Reclaimed wood settees and tables create comfortable spaces for sipping beer and listening to live music. 

Reclaimed wood settees and tables create comfortable spaces for sipping beer and listening to live music. 

Erotic Novels, the band: Chris Tull (guitar), Bobby C. (drums) and Shannon Perez (bass and vocals) wowed the crowd with their powerful post-punk sound on Sunday, August 20. 

Erotic Novels, the band: Chris Tull (guitar), Bobby C. (drums) and Shannon Perez (bass and vocals) wowed the crowd with their powerful post-punk sound on Sunday, August 20. 

Wines of the Maremma Lunch, Lincoln Restaurant, NYC

   We are familiar with both the wines and region of Morellino, but Montecucco is a relative newcomer to our wine vocabulary. Members of both consorzios were present to talk about the wines, as were representatives from most of the wineries. Morellino is near the coast, less than two hours north of Rome, while Montecucco sits a bit to the northeast, closer to the heart of Tuscany.

Read More

Alfred Gratien Champagne Dinner at Betony, NYC

Lobster with citrus foam and FIVE glasses of Alfred Gratien Champagne at Betony, NYC. 

Lobster with citrus foam and FIVE glasses of Alfred Gratien Champagne at Betony, NYC. 

     We have long been proponents of drinking Champagne any time of year rather than saving it for holidays and special occasions. We also love to drink it alongside food instead of having a glass before dinner and then moving on to still wine. Opening a bottle of Champagne is a celebration in itself and a feast for the senses, from the pop of the cork—whether it is a soft hiss or a loud crack—to the last satisfying sip.

     We recently had the opportunity to enjoy dinner at Betony, one of New York City’s reigning fine-dining palaces, with Olivier Dupré, the CEO of Alfred Gratien, and Suzie Kukaj, Senior PR Manager for Mionetto USA, the brand’s new importer. We enjoyed spirited conversation about wine, Champagne, culture, food, and travel alongside five bottles of Alfred Gratien Champagne.

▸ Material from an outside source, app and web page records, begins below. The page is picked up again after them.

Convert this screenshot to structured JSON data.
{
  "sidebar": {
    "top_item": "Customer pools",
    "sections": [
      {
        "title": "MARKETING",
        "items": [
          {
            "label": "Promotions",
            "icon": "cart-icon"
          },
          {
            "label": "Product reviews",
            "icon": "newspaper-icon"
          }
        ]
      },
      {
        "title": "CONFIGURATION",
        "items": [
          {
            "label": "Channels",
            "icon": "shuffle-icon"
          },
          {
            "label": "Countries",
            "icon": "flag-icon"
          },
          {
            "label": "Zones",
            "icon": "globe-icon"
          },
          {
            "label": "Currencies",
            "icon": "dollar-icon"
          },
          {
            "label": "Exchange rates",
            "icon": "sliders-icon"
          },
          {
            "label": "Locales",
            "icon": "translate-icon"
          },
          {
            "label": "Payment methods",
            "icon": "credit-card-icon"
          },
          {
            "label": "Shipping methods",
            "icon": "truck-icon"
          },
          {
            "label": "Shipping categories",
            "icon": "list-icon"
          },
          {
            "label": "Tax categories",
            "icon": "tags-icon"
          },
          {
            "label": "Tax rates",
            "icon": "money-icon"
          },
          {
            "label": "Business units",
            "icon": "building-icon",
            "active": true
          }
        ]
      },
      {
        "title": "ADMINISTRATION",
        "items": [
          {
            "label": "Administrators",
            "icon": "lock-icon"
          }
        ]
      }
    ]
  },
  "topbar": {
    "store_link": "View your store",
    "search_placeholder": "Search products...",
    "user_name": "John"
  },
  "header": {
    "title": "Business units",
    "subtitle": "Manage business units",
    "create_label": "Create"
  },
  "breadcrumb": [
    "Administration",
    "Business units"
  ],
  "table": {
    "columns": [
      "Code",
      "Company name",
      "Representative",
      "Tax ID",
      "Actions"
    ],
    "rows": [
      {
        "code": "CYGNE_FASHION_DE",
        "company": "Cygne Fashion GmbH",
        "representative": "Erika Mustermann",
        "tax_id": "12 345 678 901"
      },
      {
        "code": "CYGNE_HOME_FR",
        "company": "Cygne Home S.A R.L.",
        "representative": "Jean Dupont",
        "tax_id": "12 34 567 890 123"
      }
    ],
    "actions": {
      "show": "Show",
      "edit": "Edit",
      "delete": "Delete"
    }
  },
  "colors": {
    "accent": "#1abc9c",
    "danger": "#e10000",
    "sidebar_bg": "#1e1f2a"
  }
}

The food was delightful, the service was impeccable, and the Champagne was a delight to the palate. We thought you would enjoy our tasting notes, so that you can choose the bottle of Alfred Gratien that aligns best with the style you prefer.

Alfred Gratien Classic Brut Champagne:  A blend of 46% Chardonnay, 24% Pinot Noir, and 30% Pinot Meunier, the Classic Brut offers crisp, refreshing flavors of green apple and peach with strong minerality and a good level of acidity.

Alfred Gratien Cuvee Paradis Brut 2006:  This blend of 65% Chardonnay and 35% Pinot Noir tasted surprisingly fresh after aging between six and seven years in the bottle. The Paradis Brut features a complex balance of light toasty notes and shimmering acidity. Flavors of apple and pear with a touch of bitter almond fill the mouth through the strong finish.

Alfred Gratien Brut Millésimé 2000: Made from 64% Chardonnay, 25% Pinot Noir, and 11% Pinot Meunier, the Brut Millésimé 2000 is aged in bottle under cork rather than a metal cap, which does nothing to diminish its brightness. It is round in the mouth with a good balance of toasty notes and bracing acidity. Flavors of apple and pair are joined by soft hints of white flowers and slivered almonds.

Alfred Gratien Classic Rosé: Creamy in the mouth, this blend of 42% Pinot Noir, 36% Chardonnay, and 22% Pinot Meunier has flavors of strawberry, peach, and lemon zest. Good mouthfeel and high acidity create a nice tension on the palate that continues into the rewarding finish.

Alfred Gratien Cuvée Paradis Rosé 2007: This deep-pink rosé is a blend of 58% Chardonnay and 42% Pinot Noir. In a word, this is a beautiful Champagne that is equal parts delicate and bold. Flavors of citrus fruits and cherry are accented by touches of orange zest and almond blossom, with strong but not overpowering toast notes present across the entire palate. This was the wine that both of us gravitated to with Betony’s poached lobster in citrus foam.